Counterpoint: Schreiber should have a later start time

Advait Nair, Staff Writer

For years, schools have started at around 8 a.m.  However, many feel like this time is too early for students to get the proper rest they need.  Should schools start later, such as 9 a.m.?  While an extra hour of sleep could help, it’s hard to imagine that this shift in everyone’s schedule will be without issue.

Millions of families have difficulty fitting school into their morning schedules.  With a change in start time, not only would everyone’s morning schedule be different, but many families would be unable to drop off their children at school before work.  Many parents have to get to work by 9 a.m., making 8 a.m. the ideal start time for schools.  A change would put parents at risk for being late for work and potentially receiving consequences for that.  

“I think that changing the start time would be too hard for parents.  I think school starting times are already at a good time, so changing the time would be hard for kids and parents because it would change their routine.  Also, if working parents had to go in later, they could get fired, or have to work later than usual, so I think school starting time is fine where it is,” said freshman Steven Theodoropoulos.

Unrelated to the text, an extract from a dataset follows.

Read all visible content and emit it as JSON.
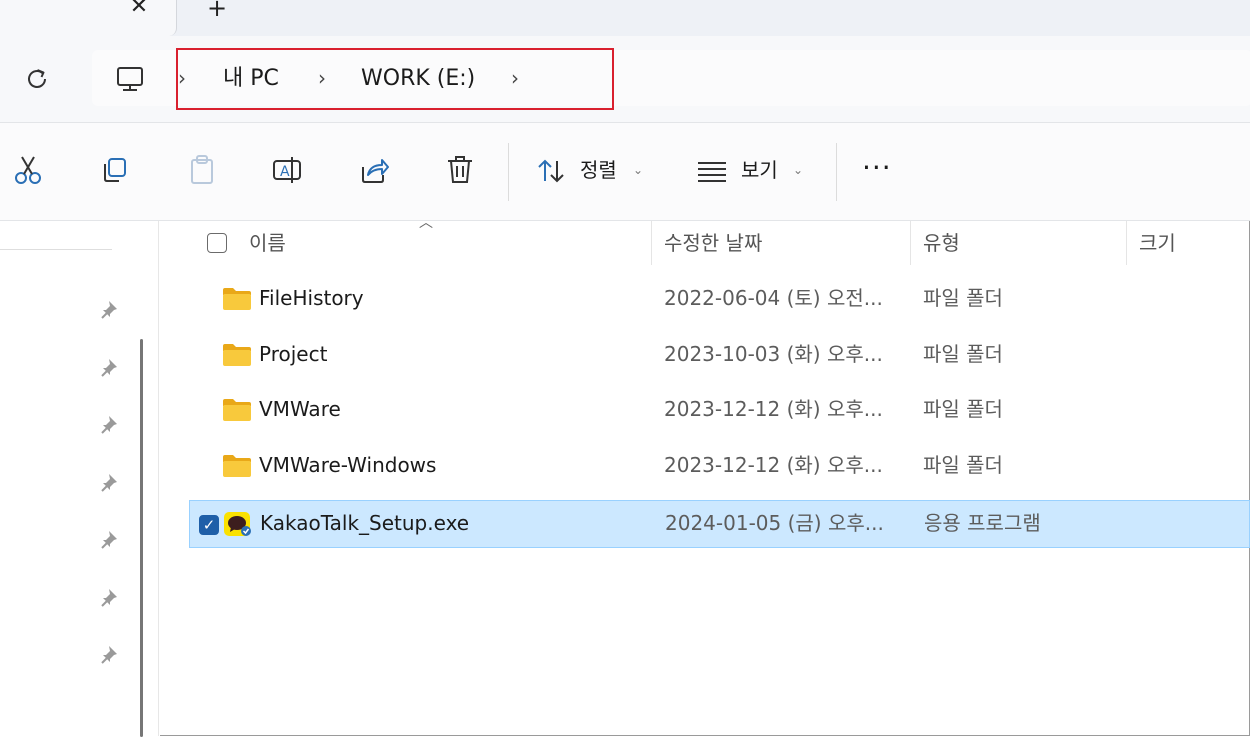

The main argument that schools should start later is because students need more sleep.  However, waking up at 7 a.m. to go to school shouldn’t be an issue if you can get to bed by 11 p.m. to get at least eight hours of sleep.  However, many students find this hard to do as a result of  busy schedules.  Schools may have to implement a more efficient school day to cope with this issue, but starting school later only pushes everything else back, not solving the issue at all.  If school starts later, naturally every event of the day is going to start later, forcing students to go to bed even later than with the current schedule.

“I would not be able to do everything I usually do after school because I run cross country and track, and since school would be later, so would practice, and then I would be home later and then I’d have to eat dinner and do homework so I wouldn’t be able to do other things I’d usually do.  Besides, with all this, it wouldn’t fix the sleep problem that it’s trying so hard to fix,” said freshman Harrison Maute.

Most students actively participate in events after school and thus have a routine to handle every hour of the day.  With a new start time, students would have to push back their after school activities as well, and may not be able to leave school before dinner time.  This would create an even more rigid schedule than what students face today.  Additionally, many students who take part in sports won’t be able to get enough daylight to complete their practice.

“I feel like with a change like this, there’s a chance that I won’t be able to play as much tennis after school with less daylight hours.  Also, my whole after school schedule in general could be affected negatively due to less afternoon.  I’m more productive after school so the lost time could really hurt,” said freshman Harrison Roth.

Helping students reach their full potential with the right amount of sleep is top priority, but the current start time for schools is a key piece in ensuring that mornings for families run smoothly.  There are too many factors that you simply cannot alter, along with school. Moreover, not only does a later start time force families into juggling multiple schedules in the morning, but it also forces a longer schedule for students after school.  It is important to come up with a system that can fix more problems than it causes, but at the moment, the current start time is ideal with extracurricular activities.